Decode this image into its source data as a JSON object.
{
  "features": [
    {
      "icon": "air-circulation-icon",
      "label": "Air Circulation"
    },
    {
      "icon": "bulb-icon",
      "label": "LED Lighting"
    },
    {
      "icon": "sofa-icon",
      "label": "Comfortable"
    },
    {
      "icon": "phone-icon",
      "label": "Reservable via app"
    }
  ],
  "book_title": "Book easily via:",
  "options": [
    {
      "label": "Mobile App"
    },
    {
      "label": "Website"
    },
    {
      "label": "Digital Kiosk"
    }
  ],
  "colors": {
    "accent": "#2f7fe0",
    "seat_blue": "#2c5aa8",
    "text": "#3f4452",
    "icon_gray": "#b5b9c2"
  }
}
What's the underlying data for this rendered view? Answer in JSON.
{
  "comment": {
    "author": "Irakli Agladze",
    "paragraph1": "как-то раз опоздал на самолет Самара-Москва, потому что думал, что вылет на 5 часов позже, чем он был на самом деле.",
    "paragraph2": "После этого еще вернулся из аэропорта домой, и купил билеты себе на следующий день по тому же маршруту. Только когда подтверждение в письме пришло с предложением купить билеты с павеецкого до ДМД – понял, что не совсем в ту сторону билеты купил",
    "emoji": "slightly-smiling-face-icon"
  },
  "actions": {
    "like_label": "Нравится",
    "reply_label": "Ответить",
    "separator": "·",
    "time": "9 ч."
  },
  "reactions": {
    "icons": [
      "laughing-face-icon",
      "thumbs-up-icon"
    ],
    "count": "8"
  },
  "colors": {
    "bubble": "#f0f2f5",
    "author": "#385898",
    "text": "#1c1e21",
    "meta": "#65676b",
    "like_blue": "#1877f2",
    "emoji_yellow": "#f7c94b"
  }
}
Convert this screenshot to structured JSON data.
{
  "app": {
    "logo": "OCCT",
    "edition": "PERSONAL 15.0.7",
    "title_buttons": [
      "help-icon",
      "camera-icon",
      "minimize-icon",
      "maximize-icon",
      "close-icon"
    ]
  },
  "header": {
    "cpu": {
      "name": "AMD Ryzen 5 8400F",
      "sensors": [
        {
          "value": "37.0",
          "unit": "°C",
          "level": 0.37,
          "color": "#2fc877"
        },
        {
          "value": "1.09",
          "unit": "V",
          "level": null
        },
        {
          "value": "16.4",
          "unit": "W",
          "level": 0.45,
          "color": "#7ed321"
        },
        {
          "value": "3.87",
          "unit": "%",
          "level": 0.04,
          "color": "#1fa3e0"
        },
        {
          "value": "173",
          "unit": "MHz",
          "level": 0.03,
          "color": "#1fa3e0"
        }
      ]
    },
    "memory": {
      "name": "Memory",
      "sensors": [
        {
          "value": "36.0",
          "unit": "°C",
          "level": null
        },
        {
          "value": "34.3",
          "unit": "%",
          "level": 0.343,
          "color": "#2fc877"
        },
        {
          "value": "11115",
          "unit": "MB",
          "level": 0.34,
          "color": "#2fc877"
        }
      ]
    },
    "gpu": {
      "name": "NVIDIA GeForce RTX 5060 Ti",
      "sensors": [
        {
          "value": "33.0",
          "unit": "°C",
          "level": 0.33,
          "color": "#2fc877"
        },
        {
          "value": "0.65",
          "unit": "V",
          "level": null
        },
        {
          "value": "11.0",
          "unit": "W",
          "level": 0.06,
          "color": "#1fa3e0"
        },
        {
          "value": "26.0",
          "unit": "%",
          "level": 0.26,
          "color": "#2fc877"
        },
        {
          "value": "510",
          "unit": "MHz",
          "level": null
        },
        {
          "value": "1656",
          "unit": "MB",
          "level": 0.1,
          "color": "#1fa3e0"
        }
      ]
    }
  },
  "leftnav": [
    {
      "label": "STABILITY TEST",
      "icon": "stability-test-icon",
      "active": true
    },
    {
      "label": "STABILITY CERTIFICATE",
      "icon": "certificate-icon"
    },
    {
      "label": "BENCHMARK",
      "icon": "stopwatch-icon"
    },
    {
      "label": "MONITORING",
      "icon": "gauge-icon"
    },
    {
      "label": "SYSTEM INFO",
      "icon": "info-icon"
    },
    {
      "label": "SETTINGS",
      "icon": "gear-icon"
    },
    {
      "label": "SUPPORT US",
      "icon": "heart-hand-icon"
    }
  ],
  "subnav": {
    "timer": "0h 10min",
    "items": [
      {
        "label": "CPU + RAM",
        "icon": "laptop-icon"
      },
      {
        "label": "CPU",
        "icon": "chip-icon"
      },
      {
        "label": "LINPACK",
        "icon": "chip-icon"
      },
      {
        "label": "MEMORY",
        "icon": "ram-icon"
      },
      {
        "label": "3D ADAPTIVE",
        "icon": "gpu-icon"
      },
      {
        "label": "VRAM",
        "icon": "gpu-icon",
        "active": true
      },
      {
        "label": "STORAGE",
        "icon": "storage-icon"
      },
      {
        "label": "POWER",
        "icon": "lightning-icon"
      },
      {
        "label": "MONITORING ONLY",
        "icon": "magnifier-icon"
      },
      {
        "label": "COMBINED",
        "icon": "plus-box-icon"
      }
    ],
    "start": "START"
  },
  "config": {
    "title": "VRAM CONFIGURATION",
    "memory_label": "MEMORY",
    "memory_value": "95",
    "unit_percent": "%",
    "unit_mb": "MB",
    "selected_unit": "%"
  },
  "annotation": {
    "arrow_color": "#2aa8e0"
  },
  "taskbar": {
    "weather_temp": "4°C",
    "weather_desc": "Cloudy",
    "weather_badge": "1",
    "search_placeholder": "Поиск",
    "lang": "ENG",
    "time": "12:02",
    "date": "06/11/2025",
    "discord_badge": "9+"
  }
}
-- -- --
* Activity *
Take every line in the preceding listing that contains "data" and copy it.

* Your response *
Decode this image into its source data as a JSON object.
What's the underlying data for this rendered view? Answer in JSON.
Convert this screenshot to structured JSON data.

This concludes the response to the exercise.